Kimiko Date-Krumm is blazing a trail for 40-and-older tennis players at the Australian Open and may not stop anytime soon.
The 42-year-old from Japan yesterday became the second-oldest woman to reach the third round of a Grand Slam tournament by beating Shahar Peer of Israel 6-2, 7-5 at Melbourne Park. Following her win, the Tokyo resident joked that she could play for another five years.
“Not easy. I need new body,” she told reporters.
Date-Krumm, who reached a career-high ranking of No. 4 in 1995, has been setting age records since coming out of retirement in 2008. She became the oldest player to beat a top 10-ranked opponent in 2010. Later that year she got back into the top 50 the month before she turned 40, becoming the oldest to do so since Billie Jean King at age 40 in March 1984.
Her opening-round upset of No. 12 seed Nadia Petrova of Russia three days ago made her the oldest woman to win a singles match at the Australian Open, where she reached the 1994 semifinals, losing to eventual champion Steffi Graf.

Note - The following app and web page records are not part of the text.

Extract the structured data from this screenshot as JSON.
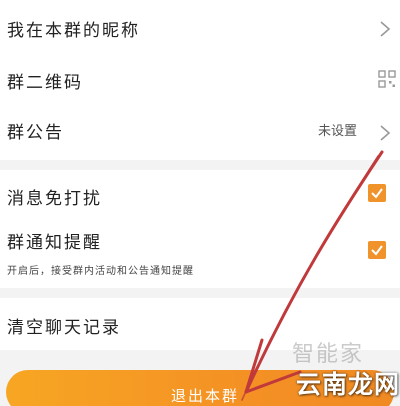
{
  "settings": {
    "nickname_label": "我在本群的昵称",
    "qrcode_label": "群二维码",
    "announcement_label": "群公告",
    "announcement_value": "未设置",
    "mute_label": "消息免打扰",
    "notify_label": "群通知提醒",
    "notify_desc": "开启后，接受群内活动和公告通知提醒",
    "clear_history_label": "清空聊天记录",
    "exit_button_label": "退出本群"
  },
  "toggles": {
    "mute_checked": true,
    "notify_checked": true
  },
  "colors": {
    "accent": "#f39c12",
    "annotation_arrow": "#c0393b"
  },
  "icons": {
    "nickname_row": "chevron-right-icon",
    "qrcode_row": "qrcode-icon",
    "announcement_row": "chevron-right-icon",
    "mute_row": "checkbox-checked-icon",
    "notify_row": "checkbox-checked-icon"
  },
  "watermark": {
    "logo_text": "智能家",
    "site_text": "云南龙网"
  }
}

Yesterday’s victory put her only behind Renee Richards, who was 45 years, 8 days old when she reached the third round of the 1979 U.S. Open, in terms of a run to the last 32 at a major.

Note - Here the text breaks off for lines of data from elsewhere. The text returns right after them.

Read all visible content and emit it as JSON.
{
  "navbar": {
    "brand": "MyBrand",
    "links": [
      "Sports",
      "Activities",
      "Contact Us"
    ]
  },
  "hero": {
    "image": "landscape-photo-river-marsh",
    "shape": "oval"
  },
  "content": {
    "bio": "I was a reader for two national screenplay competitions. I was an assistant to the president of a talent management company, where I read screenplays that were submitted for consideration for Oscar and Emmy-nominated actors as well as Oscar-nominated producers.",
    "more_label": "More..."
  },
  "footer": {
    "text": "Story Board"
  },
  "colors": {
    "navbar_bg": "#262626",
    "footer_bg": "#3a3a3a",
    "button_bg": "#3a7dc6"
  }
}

She’ll next face an opponent half her age in 56th-ranked Bojana Jovanovski of Serbia, who ousted 17th-seeded Lucie Safarova of the Czech Republic.
Date-Krumm said that whenever she now speaks with Graf, the winner of 22 Grand Slam singles titles encourages her to quit playing and start a family. Graf, 43, has two children with four-time Australian Open champion Andre Agassi.

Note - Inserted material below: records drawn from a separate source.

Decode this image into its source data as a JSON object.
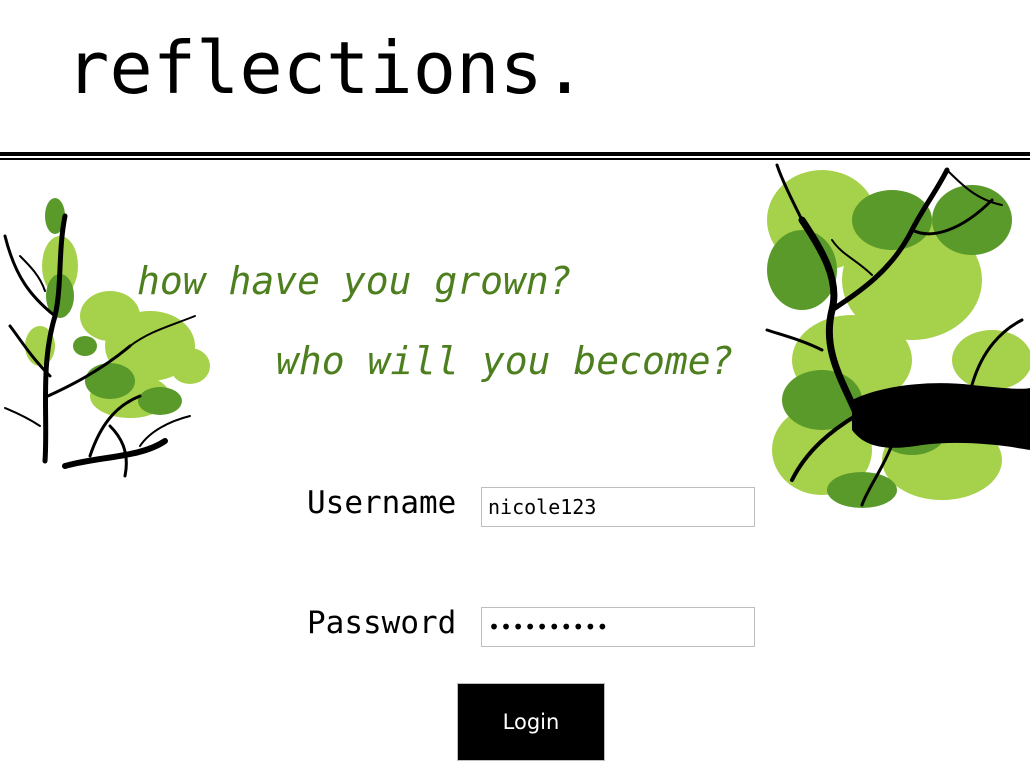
{
  "header": {
    "title": "reflections."
  },
  "tagline": {
    "line1": "how have you grown?",
    "line2": "who will you become?"
  },
  "login_form": {
    "username_label": "Username",
    "username_value": "nicole123",
    "password_label": "Password",
    "password_value": "••••••••••",
    "login_label": "Login"
  },
  "colors": {
    "tagline": "#4d7f1f",
    "leaf_dark": "#5a9a2a",
    "leaf_light": "#a6d14a",
    "branches": "#000000",
    "button_bg": "#000000"
  },
  "decorations": {
    "left_image": "tree-branches-illustration",
    "right_image": "tree-canopy-illustration"
  }
}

“When I see Steffi, she say to me, ‘You should stop now and make the baby,”’ said Date-Krumm, who is married to German racecar driver Michael Krumm.
While other ex-rivals from the 1990s offer her words of encouragement, Date-Krumm said they often have another message.
“Everybody say to me, ‘You are crazy,”’ she said. “First word is always, ‘you are crazy.’ But they support me a lot.”